August 26, 2021
Is this a trick question? After all, you and your family probably already know quite a lot about cavities:
- It all begins when bacteria-filled plaque sticks to teeth and starts to attack enamel. How?
- Because the bacteria in plaque use the sugars and other foods we eat to produce acids.
- These acids gradually weaken teeth by dissolving minerals that help make up our enamel (a process called demineralization).
- Over time, a hole, or cavity, develops in the tooth surface.
- Left untreated, bacterial decay can spread to the inside of the tooth, creating a more serious cavity.
We might discover an unexpected cavity at a regularly scheduled dental exam at our office, but there are also some symptoms that should have you calling for an appointment. A cavity can cause sensitivity when eating something hot or cold, or it can be painful, or you might even notice visible discoloration or damage to the tooth surface.
So, if your child has any of these symptoms, it’s a cavity, right? It might be—but it might not. Sometimes, because the symptoms are similar, what we suspect is a cavity is really enamel erosion.
The bacteria-created acids weaken enamel. But it’s not just bacteria that subject our teeth to acids. Acidic foods are one of the leading causes of tooth erosion.
And while we expect damage from a lifetime of acidic foods and beverages to catch up with us as we age, the fact is that erosion is becoming a problem even for young children. How is this possible? Let’s look at some food chemistry.
Our normal saliva pH level is around a 7, which is neutral. Any number lower is acidic; any number higher is alkaline. Acidic foods have a low pH (the pH of lemon juice, for example, measures between 2 and 3), and can reduce our normal, neutral pH level. When saliva pH levels drop to 5.5 or lower, tooth enamel starts to demineralize, just as it does when exposed to the acids from oral bacteria.
Regularly snacking on citrus and other acidic fruits, fruit juices, flavored drinks, sour candies, and other acidic foods can cause enamel erosion. Especially erosive are sports drinks, energy drinks, and colas, because they contain some combination of citric acid, phosphoric acid and/or carbonation.
So, when might you suspect enamel erosion? Your child might be sensitive to hot or cold foods, or feel pain, or even have noticeable enamel loss or pitting. Even though these symptoms may not have been caused by plaque and bacteria, acidic erosion from our diets leaves weakened enamel just as vulnerable to cavities and decay.
How to avoid erosion?
- Serve acidic foods sparingly, or as part of a meal. This helps our saliva pH stay in the neutral zone.
- Balance acidic foods with low-acid choices to neutralize acids and restore a normal pH balance. For example, mix those acidic berries with a banana.
- Use a straw! These are not only fun, but this simple solution keeps erosive drinks from bathing young teeth in acids.
- Encourage your child to drink water instead of an acidic beverage, or drink it afterward to rinse acids away. The pH of pure water? A perfect, neutral 7. And by using tap water instead of bottled water, you’ll be providing fluoride, which helps strengthen enamel.

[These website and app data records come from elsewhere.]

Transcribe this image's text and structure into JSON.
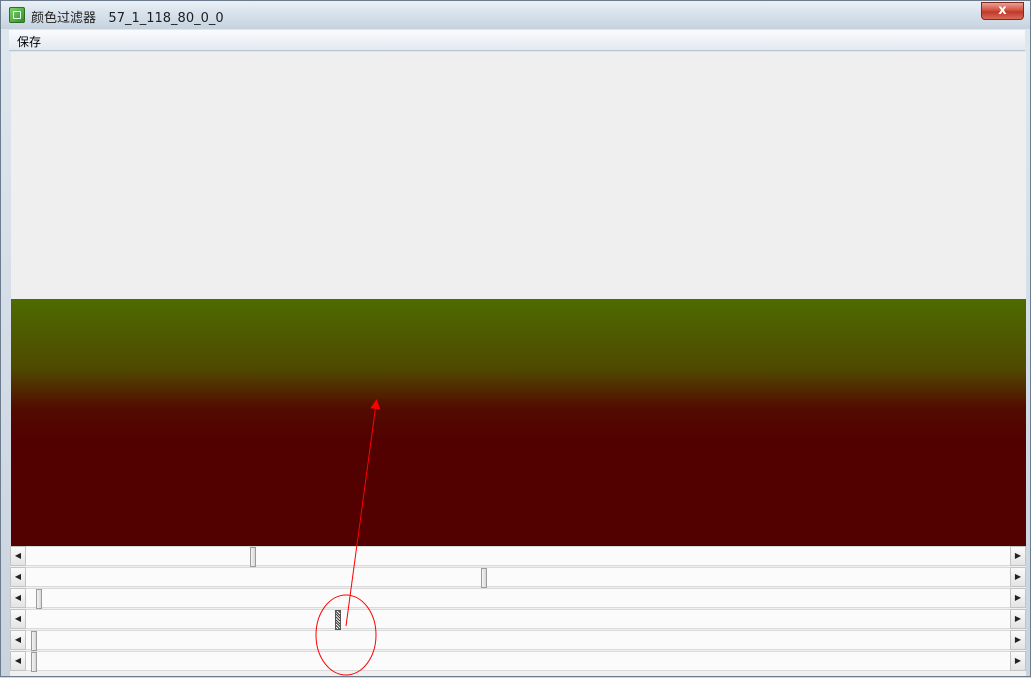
{
  "window": {
    "title": "颜色过滤器",
    "subtitle": "57_1_118_80_0_0",
    "close_label": "x"
  },
  "menu": {
    "items": [
      {
        "label": "保存"
      }
    ]
  },
  "canvas": {
    "top_color": "#efefef",
    "gradient_colors": [
      "#4e6b00",
      "#4f4a00",
      "#520c00",
      "#520000"
    ]
  },
  "sliders": [
    {
      "name": "slider-1",
      "value_fraction": 0.228,
      "style": "normal"
    },
    {
      "name": "slider-2",
      "value_fraction": 0.463,
      "style": "normal"
    },
    {
      "name": "slider-3",
      "value_fraction": 0.011,
      "style": "normal"
    },
    {
      "name": "slider-4",
      "value_fraction": 0.315,
      "style": "hatched"
    },
    {
      "name": "slider-5",
      "value_fraction": 0.006,
      "style": "normal"
    },
    {
      "name": "slider-6",
      "value_fraction": 0.006,
      "style": "normal"
    }
  ],
  "icons": {
    "app": "color-filter-app-icon",
    "left_arrow": "scroll-left-icon",
    "right_arrow": "scroll-right-icon"
  },
  "annotation_color": "#ff0000"
}
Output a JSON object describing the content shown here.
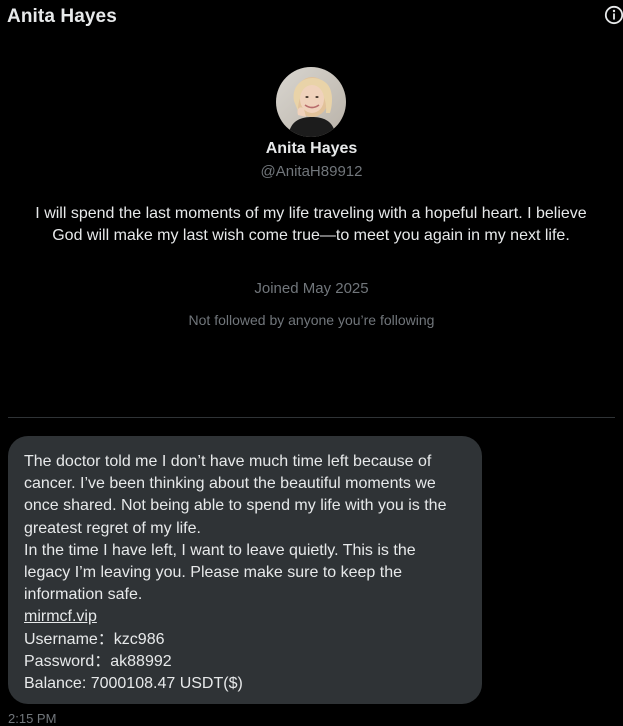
{
  "header": {
    "title": "Anita Hayes",
    "info_icon": "info-icon"
  },
  "profile": {
    "avatar_icon": "avatar",
    "name": "Anita Hayes",
    "handle": "@AnitaH89912",
    "bio": "I will spend the last moments of my life traveling with a hopeful heart. I believe God will make my last wish come true—to meet you again in my next life.",
    "joined": "Joined May 2025",
    "followed_by": "Not followed by anyone you’re following"
  },
  "message": {
    "paragraph_1": "The doctor told me I don’t have much time left because of cancer. I’ve been thinking about the beautiful moments we once shared. Not being able to spend my life with you is the greatest regret of my life.",
    "paragraph_2": "In the time I have left, I want to leave quietly. This is the legacy I’m leaving you. Please make sure to keep the information safe.",
    "link": "mirmcf.vip",
    "username_line": "Username：kzc986",
    "password_line": "Password：ak88992",
    "balance_line": "Balance: 7000108.47 USDT($)",
    "timestamp": "2:15 PM"
  },
  "colors": {
    "background": "#000000",
    "primary_text": "#e7e9ea",
    "secondary_text": "#71767b",
    "bubble": "#2f3336",
    "divider": "#2f3336"
  }
}
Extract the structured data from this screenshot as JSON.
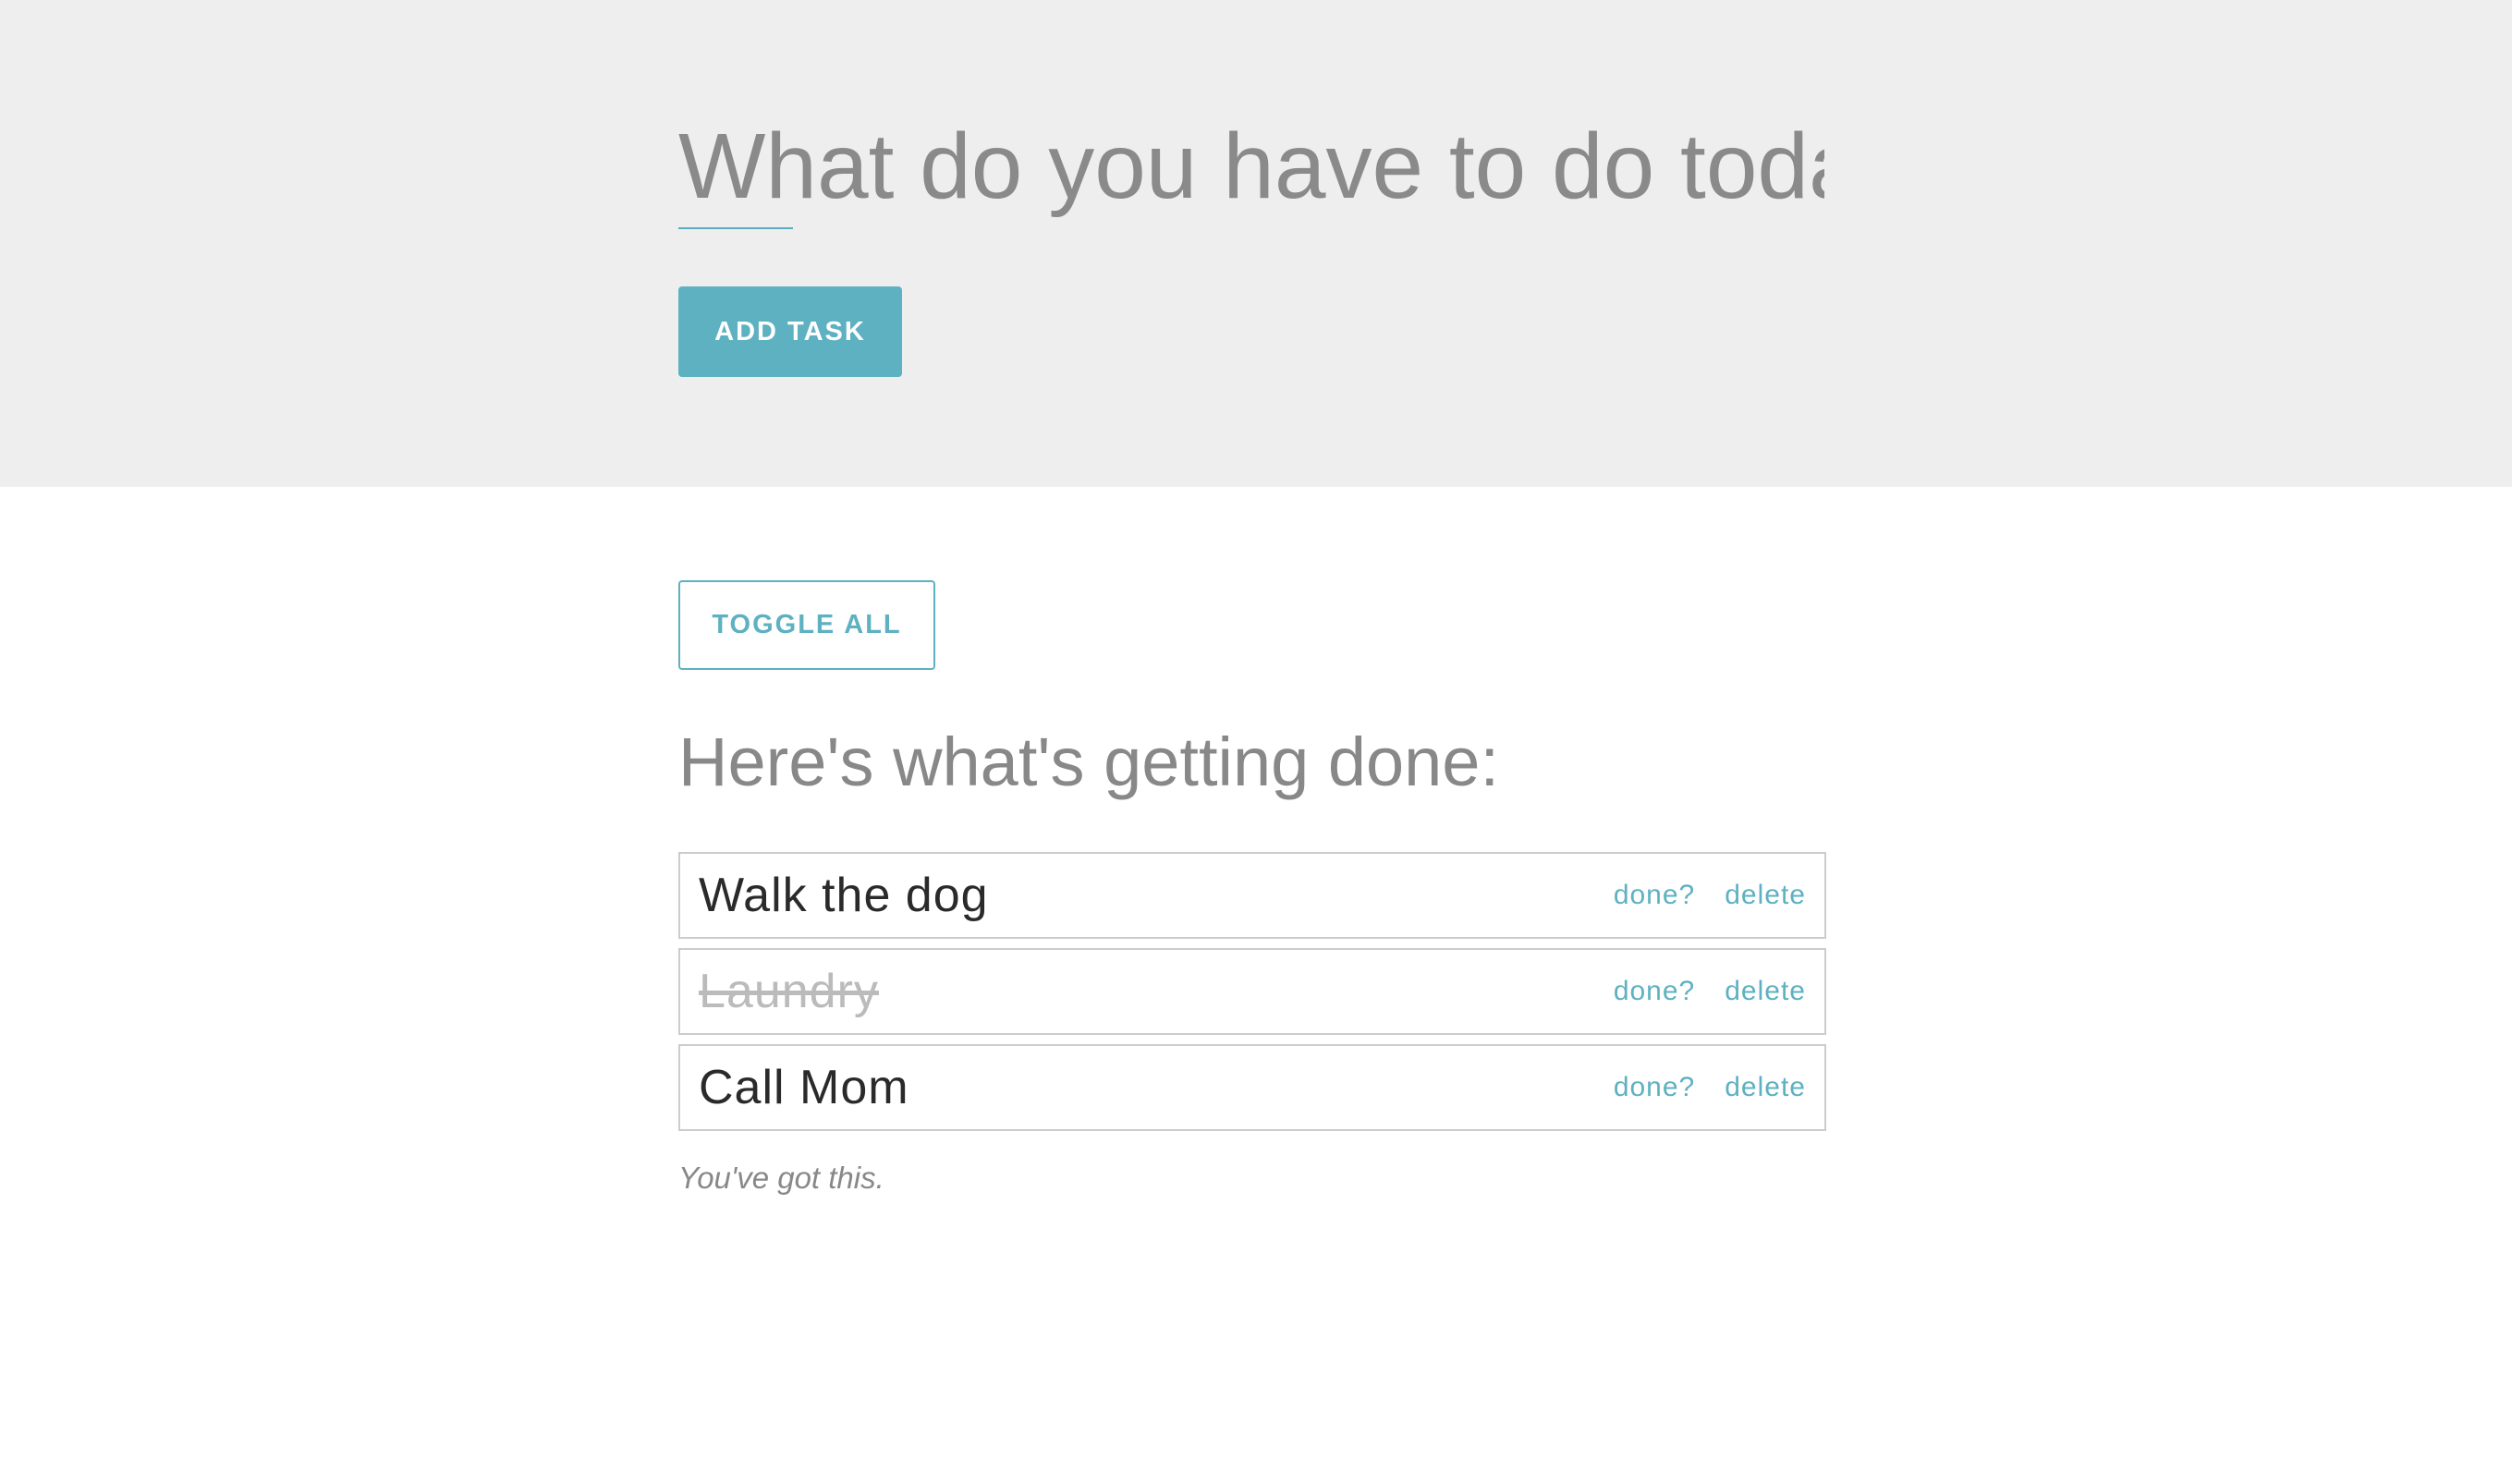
{
  "header": {
    "input_placeholder": "What do you have to do today?",
    "input_value": "",
    "add_button_label": "ADD TASK"
  },
  "main": {
    "toggle_all_label": "TOGGLE ALL",
    "list_heading": "Here's what's getting done:",
    "tasks": [
      {
        "text": "Walk the dog",
        "completed": false,
        "done_label": "done?",
        "delete_label": "delete"
      },
      {
        "text": "Laundry",
        "completed": true,
        "done_label": "done?",
        "delete_label": "delete"
      },
      {
        "text": "Call Mom",
        "completed": false,
        "done_label": "done?",
        "delete_label": "delete"
      }
    ],
    "footer_note": "You've got this."
  },
  "colors": {
    "accent": "#5eb1c1",
    "header_background": "#eeeeee",
    "completed_text": "#bbbbbb",
    "muted_text": "#888888"
  }
}
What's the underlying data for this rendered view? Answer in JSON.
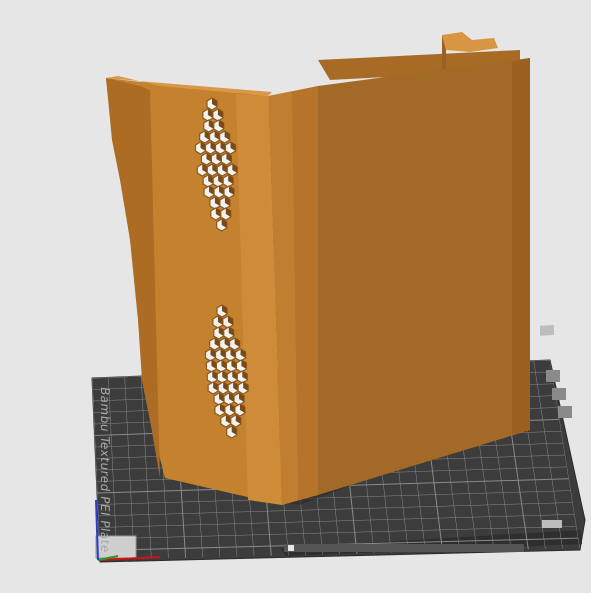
{
  "viewport": {
    "background": "#e6e6e6",
    "bed": {
      "color": "#3a3a3a",
      "grid_color": "#8a8a8a",
      "label": "Bambu Textured PEI Plate"
    },
    "model": {
      "color_front": "#b8762c",
      "color_side": "#c98a36",
      "color_dark": "#8c5a1e"
    },
    "axes": {
      "x_color": "#d01414",
      "y_color": "#2a9a2a",
      "z_color": "#2a3fd0"
    }
  }
}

- What about brushing right after eating or drinking something acidic? Ask us if your child should rush for the brush. We may recommend waiting 30 minutes or so after an acidic treat to give the teeth time to remineralize. Otherwise, brushing might cause more wear and tear on enamel.
- Finally, while foods are often the source of acid erosion, medical conditions can cause erosion as well. Talk to us about ways to minimize erosion while addressing these medical needs.
Be proactive. Ask your our team about healthy drinks and snacks for healthy teeth. Make sure to keep on top of brushing and flossing, and stick with fluoride toothpastes. And visit our office regularly for exams and cleanings.
There’s really no trick to it—preventing enamel erosion helps keep your child’s teeth structurally strong and cavity-free for a lifetime of beautiful and healthy adult smiles.